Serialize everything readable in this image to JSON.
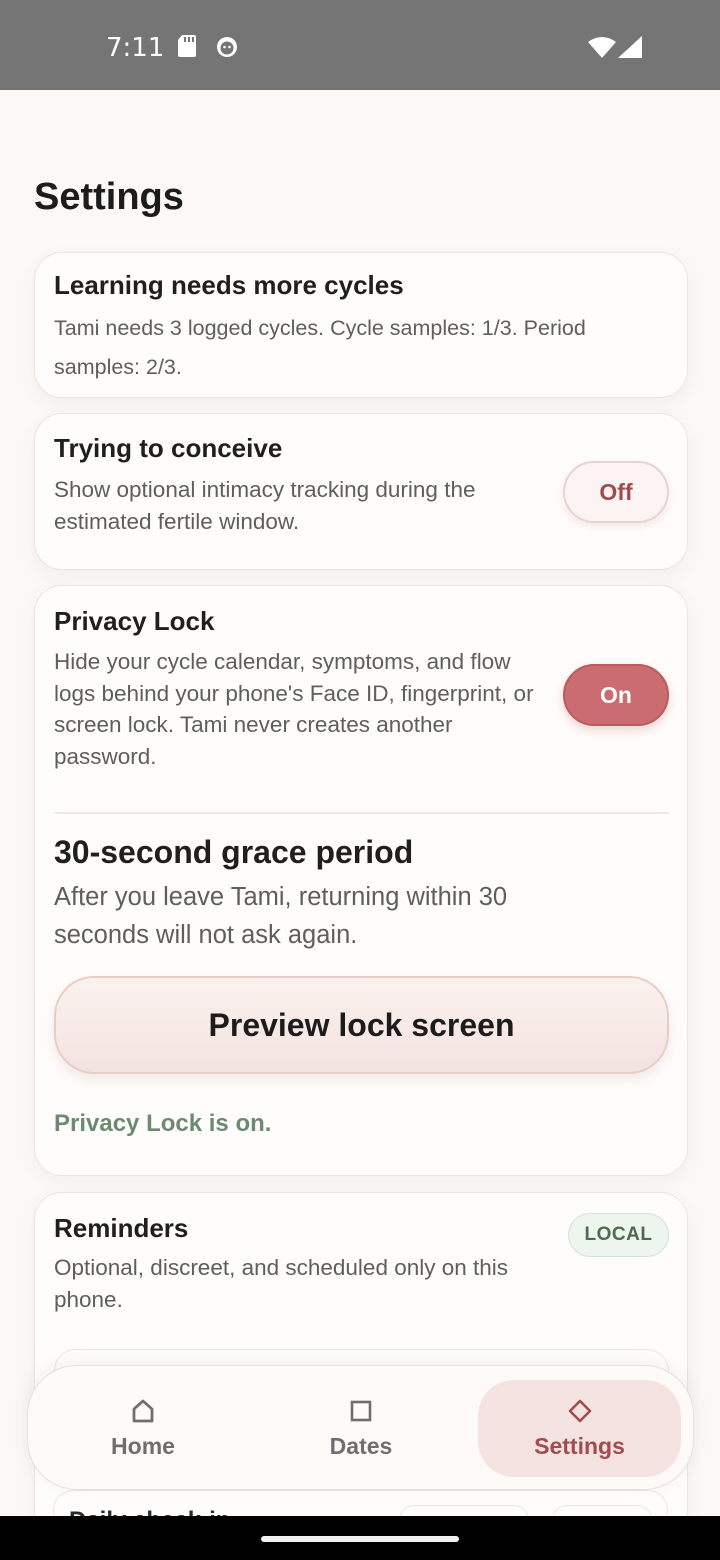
{
  "status_bar": {
    "time": "7:11",
    "icons": [
      "sd-card-icon",
      "cat-face-icon",
      "wifi-icon",
      "signal-icon"
    ]
  },
  "page": {
    "title": "Settings"
  },
  "learning_card": {
    "title": "Learning needs more cycles",
    "description": "Tami needs 3 logged cycles. Cycle samples: 1/3. Period samples: 2/3."
  },
  "conceive_card": {
    "title": "Trying to conceive",
    "description": "Show optional intimacy tracking during the estimated fertile window.",
    "toggle_label": "Off",
    "toggle_state": "off"
  },
  "privacy_card": {
    "title": "Privacy Lock",
    "description": "Hide your cycle calendar, symptoms, and flow logs behind your phone's Face ID, fingerprint, or screen lock. Tami never creates another password.",
    "toggle_label": "On",
    "toggle_state": "on",
    "grace_title": "30-second grace period",
    "grace_description": "After you leave Tami, returning within 30 seconds will not ask again.",
    "preview_button": "Preview lock screen",
    "status_text": "Privacy Lock is on."
  },
  "reminders_card": {
    "title": "Reminders",
    "description": "Optional, discreet, and scheduled only on this phone.",
    "badge": "LOCAL",
    "peek_item": "Daily check-in"
  },
  "bottom_nav": {
    "items": [
      {
        "label": "Home",
        "icon": "home-icon",
        "active": false
      },
      {
        "label": "Dates",
        "icon": "square-icon",
        "active": false
      },
      {
        "label": "Settings",
        "icon": "diamond-icon",
        "active": true
      }
    ]
  },
  "colors": {
    "accent": "#cb6d70",
    "accent_text": "#a34c4e",
    "success_text": "#6c8a6f",
    "background": "#fbf8f6"
  }
}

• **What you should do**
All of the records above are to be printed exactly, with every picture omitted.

• **Solution**
Serialize everything readable in this image to JSON.
{
  "status_bar": {
    "time": "7:11",
    "icons": [
      "sd-card-icon",
      "cat-face-icon",
      "wifi-icon",
      "signal-icon"
    ]
  },
  "page": {
    "title": "Settings"
  },
  "learning_card": {
    "title": "Learning needs more cycles",
    "description": "Tami needs 3 logged cycles. Cycle samples: 1/3. Period samples: 2/3."
  },
  "conceive_card": {
    "title": "Trying to conceive",
    "description": "Show optional intimacy tracking during the estimated fertile window.",
    "toggle_label": "Off",
    "toggle_state": "off"
  },
  "privacy_card": {
    "title": "Privacy Lock",
    "description": "Hide your cycle calendar, symptoms, and flow logs behind your phone's Face ID, fingerprint, or screen lock. Tami never creates another password.",
    "toggle_label": "On",
    "toggle_state": "on",
    "grace_title": "30-second grace period",
    "grace_description": "After you leave Tami, returning within 30 seconds will not ask again.",
    "preview_button": "Preview lock screen",
    "status_text": "Privacy Lock is on."
  },
  "reminders_card": {
    "title": "Reminders",
    "description": "Optional, discreet, and scheduled only on this phone.",
    "badge": "LOCAL",
    "peek_item": "Daily check-in"
  },
  "bottom_nav": {
    "items": [
      {
        "label": "Home",
        "icon": "home-icon",
        "active": false
      },
      {
        "label": "Dates",
        "icon": "square-icon",
        "active": false
      },
      {
        "label": "Settings",
        "icon": "diamond-icon",
        "active": true
      }
    ]
  },
  "colors": {
    "accent": "#cb6d70",
    "accent_text": "#a34c4e",
    "success_text": "#6c8a6f",
    "background": "#fbf8f6"
  }
}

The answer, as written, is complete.